Privately held companies invest substantially more than do publicly traded companies matched for industry and size, according to a recent study by researchers at New York University and Harvard University that used Sageworks’ data. The findings are consistent with theories linking conservative investing to public firm executives’ worries over stock prices, according to the working paper for the National Bureau of Economic Research.
Ninety-nine percent of U.S. firms with employees are privately held, so their investments in capital expenditures and mergers and acquisitions are important as the economy continues to recover from the worst recession since the Great Depression. Relatively little has been known, however, about how these companies invest, and how the behavior compares to public companies, because private companies are rarely required to disclose their financials.
Using private-company data from Sageworks, the researchers found that private firms, on average, invest nearly 10 percent of total assets each year, compared with only 4 percent investments for similar public firms.

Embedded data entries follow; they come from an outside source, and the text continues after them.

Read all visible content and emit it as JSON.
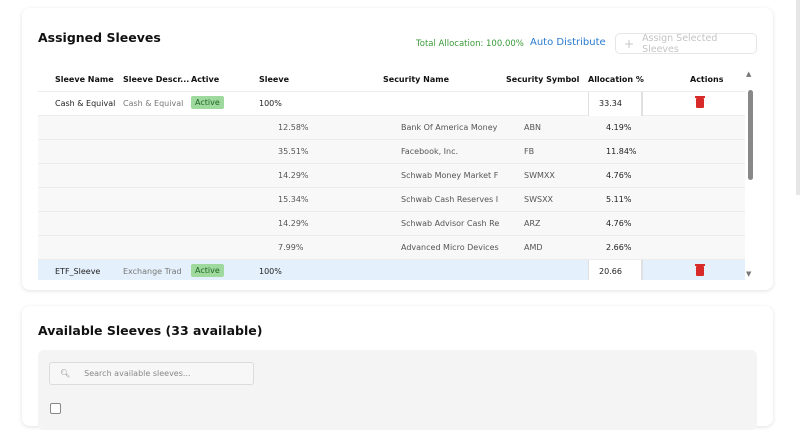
{
  "assigned": {
    "title": "Assigned Sleeves",
    "total_allocation": "Total Allocation: 100.00%",
    "auto_distribute": "Auto Distribute",
    "assign_button": "Assign Selected Sleeves",
    "columns": [
      "Sleeve Name",
      "Sleeve Descr...",
      "Active",
      "Sleeve",
      "Security Name",
      "Security Symbol",
      "Allocation %",
      "Actions"
    ],
    "sleeves": [
      {
        "name": "Cash & Equival",
        "description": "Cash & Equival",
        "status": "Active",
        "sleeve": "100%",
        "allocation": "33.34",
        "securities": [
          {
            "pct": "12.58%",
            "name": "Bank Of America Money",
            "symbol": "ABN",
            "alloc": "4.19%"
          },
          {
            "pct": "35.51%",
            "name": "Facebook, Inc.",
            "symbol": "FB",
            "alloc": "11.84%"
          },
          {
            "pct": "14.29%",
            "name": "Schwab Money Market F",
            "symbol": "SWMXX",
            "alloc": "4.76%"
          },
          {
            "pct": "15.34%",
            "name": "Schwab Cash Reserves I",
            "symbol": "SWSXX",
            "alloc": "5.11%"
          },
          {
            "pct": "14.29%",
            "name": "Schwab Advisor Cash Re",
            "symbol": "ARZ",
            "alloc": "4.76%"
          },
          {
            "pct": "7.99%",
            "name": "Advanced Micro Devices",
            "symbol": "AMD",
            "alloc": "2.66%"
          }
        ]
      },
      {
        "name": "ETF_Sleeve",
        "description": "Exchange Trad",
        "status": "Active",
        "sleeve": "100%",
        "allocation": "20.66"
      }
    ]
  },
  "available": {
    "title": "Available Sleeves (33 available)",
    "search_placeholder": "Search available sleeves..."
  },
  "colors": {
    "accent": "#2a7bd0",
    "success": "#3a9a3a",
    "danger": "#d92a2a"
  }
}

Public companies also invest “in a way that is considerably less responsive to changes in investment opportunities, especially in industries in which stock prices are quite sensitive to earnings news,” write John Asker, associate professor of economics at New York University’s Stern School of Business, Joan Farre-Mensa, assistant professor at Harvard Business School, and Alexander Ljungqvist, NYU professor of finance and entrepreneurship.
Read the entire data release from Sageworks here.